IOM Report Calls for Reforming Physician Education Funding
Medicare provides much of the public financing for graduate medical education -- an estimated $9.7 billion in 2012. The report calls for more oversight and accountability.
The Institute of Medicine on July 29 released a report titled "Graduate Medical Education That Meets the Nation's Health Needs." Prepared by a 21-member IOM committee, the report recommends significant changes to optimize the public's investment in GME -- the system of residency and fellowships that are provided for physicians after the obtain a medical degree.
The scale of government support for physician training far exceeds that for any other profession, but transparency and accountability are lacking in the GME financing system, the report notes.
The estimated sources of $15 billion in public funding for GME in 2012 included Medicare ($9.7 billion), Medicaid ($3.9 billion), the U.S. Department of Veterans Affairs ($1.437 billion), and the Health Resources and Services Administration ($464 million), according to the report. Additional sources included the Department of Defense, state sources, private insurers, and other private sources.
The recommendations were made because the Medicare GME payment rules date to 1965, and the payment system discourages physician training outside the hospital, even though most health care is now delivered outside of hospitals in the United States.
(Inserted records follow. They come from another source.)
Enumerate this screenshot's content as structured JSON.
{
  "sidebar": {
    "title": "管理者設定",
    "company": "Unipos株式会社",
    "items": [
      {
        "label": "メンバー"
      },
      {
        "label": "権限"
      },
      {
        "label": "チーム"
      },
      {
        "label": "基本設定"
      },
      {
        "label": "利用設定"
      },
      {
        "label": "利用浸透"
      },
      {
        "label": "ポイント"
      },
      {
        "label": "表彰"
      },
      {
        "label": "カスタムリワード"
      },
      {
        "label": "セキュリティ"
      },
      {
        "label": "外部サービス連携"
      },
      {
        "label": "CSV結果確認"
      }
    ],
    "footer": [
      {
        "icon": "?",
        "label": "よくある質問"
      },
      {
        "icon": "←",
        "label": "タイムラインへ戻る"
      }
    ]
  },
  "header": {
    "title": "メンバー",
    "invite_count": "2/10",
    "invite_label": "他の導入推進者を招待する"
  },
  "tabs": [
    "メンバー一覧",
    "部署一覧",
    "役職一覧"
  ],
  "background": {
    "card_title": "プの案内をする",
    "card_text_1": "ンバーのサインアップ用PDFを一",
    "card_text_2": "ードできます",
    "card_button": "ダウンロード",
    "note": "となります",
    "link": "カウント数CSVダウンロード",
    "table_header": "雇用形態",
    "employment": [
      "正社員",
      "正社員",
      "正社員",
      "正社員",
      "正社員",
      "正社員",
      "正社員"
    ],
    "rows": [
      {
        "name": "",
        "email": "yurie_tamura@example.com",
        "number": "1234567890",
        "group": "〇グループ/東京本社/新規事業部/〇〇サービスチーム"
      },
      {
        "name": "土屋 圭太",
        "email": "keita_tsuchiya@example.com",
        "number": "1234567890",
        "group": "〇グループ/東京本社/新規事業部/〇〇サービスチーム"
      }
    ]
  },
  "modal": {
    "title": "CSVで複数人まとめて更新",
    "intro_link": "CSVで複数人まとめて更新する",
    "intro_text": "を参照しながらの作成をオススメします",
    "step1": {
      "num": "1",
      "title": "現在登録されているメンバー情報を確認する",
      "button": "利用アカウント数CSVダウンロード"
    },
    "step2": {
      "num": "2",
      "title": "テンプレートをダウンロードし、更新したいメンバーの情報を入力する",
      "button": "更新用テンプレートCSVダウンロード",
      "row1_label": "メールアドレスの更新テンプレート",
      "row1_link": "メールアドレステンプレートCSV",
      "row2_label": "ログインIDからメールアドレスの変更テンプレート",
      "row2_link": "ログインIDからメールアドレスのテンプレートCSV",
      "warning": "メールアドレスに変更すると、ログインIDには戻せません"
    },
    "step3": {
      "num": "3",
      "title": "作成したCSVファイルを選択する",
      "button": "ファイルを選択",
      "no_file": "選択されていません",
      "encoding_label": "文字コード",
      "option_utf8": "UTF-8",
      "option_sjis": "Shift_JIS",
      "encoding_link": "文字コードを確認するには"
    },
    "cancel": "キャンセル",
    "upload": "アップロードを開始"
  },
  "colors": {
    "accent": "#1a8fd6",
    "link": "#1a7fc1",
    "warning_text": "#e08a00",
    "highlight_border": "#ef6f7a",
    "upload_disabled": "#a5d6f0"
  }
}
The committee recommended a 10-year transition from the status quo to full implementation of its recommendations.